* **RECORDS FOR THE TASK**:
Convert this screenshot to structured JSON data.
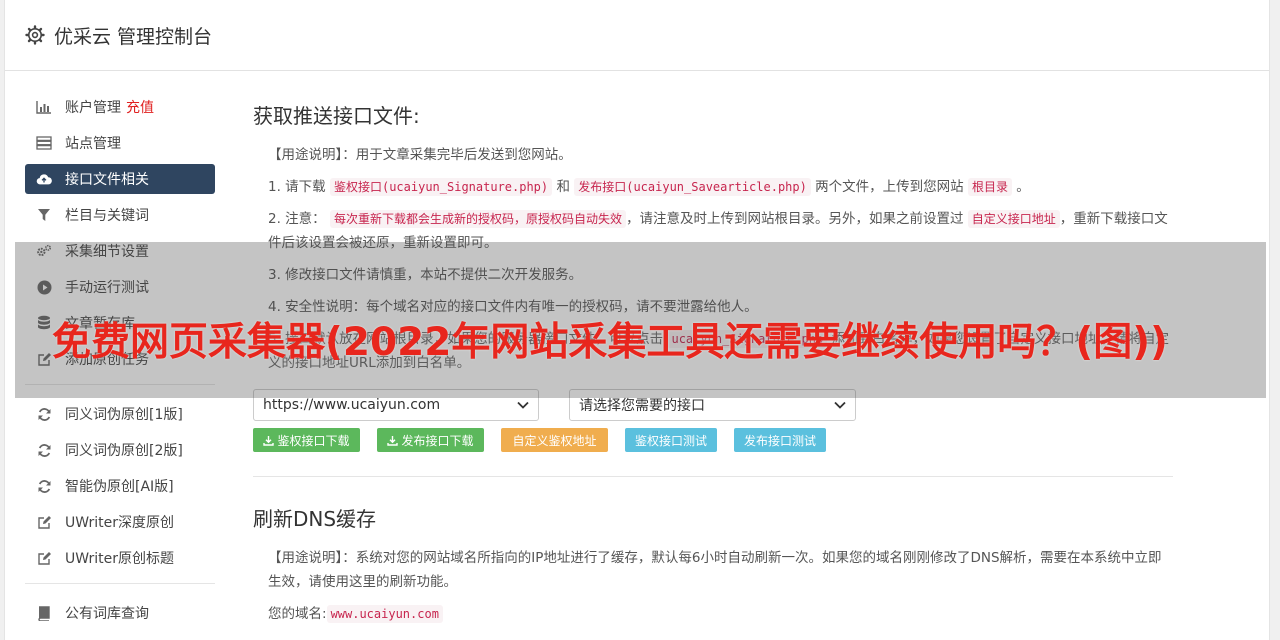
{
  "header": {
    "title": "优采云 管理控制台"
  },
  "sidebar": {
    "items": [
      {
        "label": "账户管理",
        "badge": "充值",
        "icon": "bar-chart-icon"
      },
      {
        "label": "站点管理",
        "icon": "server-icon"
      },
      {
        "label": "接口文件相关",
        "icon": "cloud-upload-icon",
        "active": true
      },
      {
        "label": "栏目与关键词",
        "icon": "filter-icon"
      },
      {
        "label": "采集细节设置",
        "icon": "cogs-icon"
      },
      {
        "label": "手动运行测试",
        "icon": "play-icon"
      },
      {
        "label": "文章暂存库",
        "icon": "database-icon"
      },
      {
        "label": "添加原创任务",
        "icon": "edit-icon"
      }
    ],
    "items2": [
      {
        "label": "同义词伪原创[1版]",
        "icon": "refresh-icon"
      },
      {
        "label": "同义词伪原创[2版]",
        "icon": "refresh-icon"
      },
      {
        "label": "智能伪原创[AI版]",
        "icon": "refresh-icon"
      },
      {
        "label": "UWriter深度原创",
        "icon": "edit-icon"
      },
      {
        "label": "UWriter原创标题",
        "icon": "edit-icon"
      }
    ],
    "items3": [
      {
        "label": "公有词库查询",
        "icon": "book-icon"
      }
    ]
  },
  "main": {
    "section1": {
      "title": "获取推送接口文件:",
      "usage_label": "【用途说明】",
      "usage_text": "：用于文章采集完毕后发送到您网站。",
      "step1_pre": "1. 请下载",
      "step1_code1": "鉴权接口(ucaiyun_Signature.php)",
      "step1_mid": "和",
      "step1_code2": "发布接口(ucaiyun_Savearticle.php)",
      "step1_post": "两个文件，上传到您网站",
      "step1_code3": "根目录",
      "step1_end": "。",
      "step2_pre": "2. 注意：",
      "step2_code1": "每次重新下载都会生成新的授权码，原授权码自动失效",
      "step2_mid": "，请注意及时上传到网站根目录。另外，如果之前设置过",
      "step2_code2": "自定义接口地址",
      "step2_post": "，重新下载接口文件后该设置会被还原，重新设置即可。",
      "step3": "3. 修改接口文件请慎重，本站不提供二次开发服务。",
      "step4": "4. 安全性说明：每个域名对应的接口文件内有唯一的授权码，请不要泄露给他人。",
      "step5_pre": "5. 接口默认放在网站根目录，如果您的服务器接口文件，可以点击",
      "step5_code": "ucaiyun_Signature.php",
      "step5_post": "添加到白名单，如果您设置了自定义接口地址，请将自定义的接口地址URL添加到白名单。",
      "domain_select": "https://www.ucaiyun.com",
      "interface_select": "请选择您需要的接口",
      "buttons": {
        "auth_download": "鉴权接口下载",
        "publish_download": "发布接口下载",
        "custom_auth": "自定义鉴权地址",
        "auth_test": "鉴权接口测试",
        "publish_test": "发布接口测试"
      }
    },
    "section2": {
      "title": "刷新DNS缓存",
      "usage_label": "【用途说明】",
      "usage_text": "：系统对您的网站域名所指向的IP地址进行了缓存，默认每6小时自动刷新一次。如果您的域名刚刚修改了DNS解析，需要在本系统中立即生效，请使用这里的刷新功能。",
      "domain_label": "您的域名:",
      "domain_value": "www.ucaiyun.com"
    }
  },
  "overlay": {
    "banner": "免费网页采集器(2022年网站采集工具还需要继续使用吗？(图))"
  },
  "colors": {
    "active_nav": "#2f4560",
    "green_button": "#5cb85c",
    "orange_button": "#f0ad4e",
    "blue_button": "#5bc0de",
    "code_text": "#c7254e",
    "banner_text": "#e8261d",
    "badge_text": "#e02020"
  }
}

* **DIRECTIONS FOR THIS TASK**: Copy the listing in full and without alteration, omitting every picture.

* **RESULT OF THE EXERCISE**:
Convert this screenshot to structured JSON data.
{
  "header": {
    "title": "优采云 管理控制台"
  },
  "sidebar": {
    "items": [
      {
        "label": "账户管理",
        "badge": "充值",
        "icon": "bar-chart-icon"
      },
      {
        "label": "站点管理",
        "icon": "server-icon"
      },
      {
        "label": "接口文件相关",
        "icon": "cloud-upload-icon",
        "active": true
      },
      {
        "label": "栏目与关键词",
        "icon": "filter-icon"
      },
      {
        "label": "采集细节设置",
        "icon": "cogs-icon"
      },
      {
        "label": "手动运行测试",
        "icon": "play-icon"
      },
      {
        "label": "文章暂存库",
        "icon": "database-icon"
      },
      {
        "label": "添加原创任务",
        "icon": "edit-icon"
      }
    ],
    "items2": [
      {
        "label": "同义词伪原创[1版]",
        "icon": "refresh-icon"
      },
      {
        "label": "同义词伪原创[2版]",
        "icon": "refresh-icon"
      },
      {
        "label": "智能伪原创[AI版]",
        "icon": "refresh-icon"
      },
      {
        "label": "UWriter深度原创",
        "icon": "edit-icon"
      },
      {
        "label": "UWriter原创标题",
        "icon": "edit-icon"
      }
    ],
    "items3": [
      {
        "label": "公有词库查询",
        "icon": "book-icon"
      }
    ]
  },
  "main": {
    "section1": {
      "title": "获取推送接口文件:",
      "usage_label": "【用途说明】",
      "usage_text": "：用于文章采集完毕后发送到您网站。",
      "step1_pre": "1. 请下载",
      "step1_code1": "鉴权接口(ucaiyun_Signature.php)",
      "step1_mid": "和",
      "step1_code2": "发布接口(ucaiyun_Savearticle.php)",
      "step1_post": "两个文件，上传到您网站",
      "step1_code3": "根目录",
      "step1_end": "。",
      "step2_pre": "2. 注意：",
      "step2_code1": "每次重新下载都会生成新的授权码，原授权码自动失效",
      "step2_mid": "，请注意及时上传到网站根目录。另外，如果之前设置过",
      "step2_code2": "自定义接口地址",
      "step2_post": "，重新下载接口文件后该设置会被还原，重新设置即可。",
      "step3": "3. 修改接口文件请慎重，本站不提供二次开发服务。",
      "step4": "4. 安全性说明：每个域名对应的接口文件内有唯一的授权码，请不要泄露给他人。",
      "step5_pre": "5. 接口默认放在网站根目录，如果您的服务器接口文件，可以点击",
      "step5_code": "ucaiyun_Signature.php",
      "step5_post": "添加到白名单，如果您设置了自定义接口地址，请将自定义的接口地址URL添加到白名单。",
      "domain_select": "https://www.ucaiyun.com",
      "interface_select": "请选择您需要的接口",
      "buttons": {
        "auth_download": "鉴权接口下载",
        "publish_download": "发布接口下载",
        "custom_auth": "自定义鉴权地址",
        "auth_test": "鉴权接口测试",
        "publish_test": "发布接口测试"
      }
    },
    "section2": {
      "title": "刷新DNS缓存",
      "usage_label": "【用途说明】",
      "usage_text": "：系统对您的网站域名所指向的IP地址进行了缓存，默认每6小时自动刷新一次。如果您的域名刚刚修改了DNS解析，需要在本系统中立即生效，请使用这里的刷新功能。",
      "domain_label": "您的域名:",
      "domain_value": "www.ucaiyun.com"
    }
  },
  "overlay": {
    "banner": "免费网页采集器(2022年网站采集工具还需要继续使用吗？(图))"
  },
  "colors": {
    "active_nav": "#2f4560",
    "green_button": "#5cb85c",
    "orange_button": "#f0ad4e",
    "blue_button": "#5bc0de",
    "code_text": "#c7254e",
    "banner_text": "#e8261d",
    "badge_text": "#e02020"
  }
}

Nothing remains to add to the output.